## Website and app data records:

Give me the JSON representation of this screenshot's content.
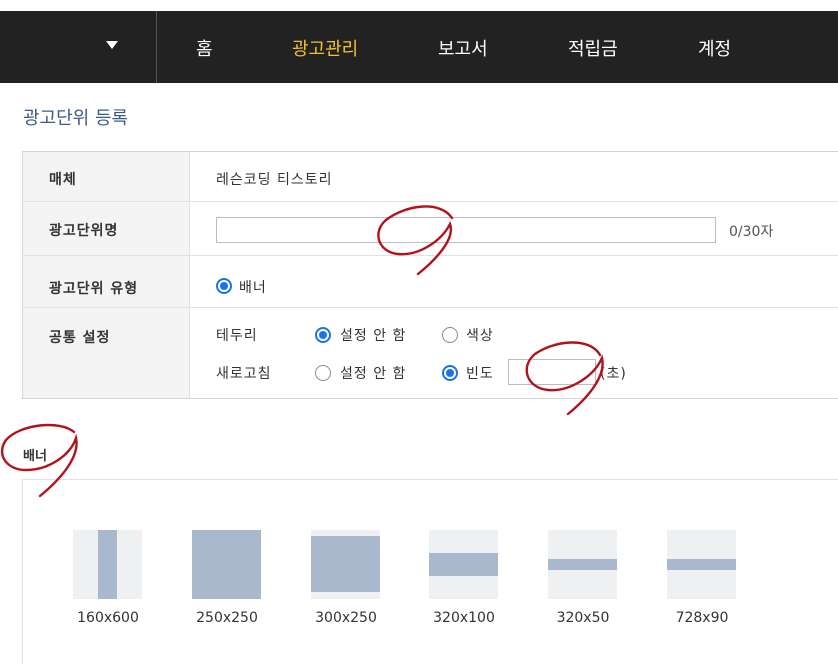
{
  "nav": {
    "items": [
      {
        "label": "홈",
        "active": false
      },
      {
        "label": "광고관리",
        "active": true
      },
      {
        "label": "보고서",
        "active": false
      },
      {
        "label": "적립금",
        "active": false
      },
      {
        "label": "계정",
        "active": false
      }
    ],
    "active_color": "#f3c22b"
  },
  "page": {
    "title": "광고단위 등록"
  },
  "form": {
    "media": {
      "label": "매체",
      "value": "레슨코딩 티스토리"
    },
    "unit_name": {
      "label": "광고단위명",
      "value": "",
      "counter": "0/30자"
    },
    "unit_type": {
      "label": "광고단위 유형",
      "option": "배너",
      "selected": true
    },
    "common": {
      "label": "공통 설정",
      "border": {
        "label": "테두리",
        "options": [
          "설정 안 함",
          "색상"
        ],
        "selected": "설정 안 함"
      },
      "refresh": {
        "label": "새로고침",
        "options": [
          "설정 안 함",
          "빈도"
        ],
        "selected": "빈도",
        "value": "",
        "unit": "(초)"
      }
    }
  },
  "banner": {
    "title": "배너",
    "sizes": [
      "160x600",
      "250x250",
      "300x250",
      "320x100",
      "320x50",
      "728x90"
    ]
  },
  "colors": {
    "accent": "#1a73e8",
    "thumb_fill": "#a9b8cc",
    "annotation": "#b3121b"
  }
}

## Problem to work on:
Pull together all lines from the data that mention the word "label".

## Solution below:
        "label": "홈",
        "label": "광고관리",
        "label": "보고서",
        "label": "적립금",
        "label": "계정",
      "label": "매체",
      "label": "광고단위명",
      "label": "광고단위 유형",
      "label": "공통 설정",
        "label": "테두리",
        "label": "새로고침",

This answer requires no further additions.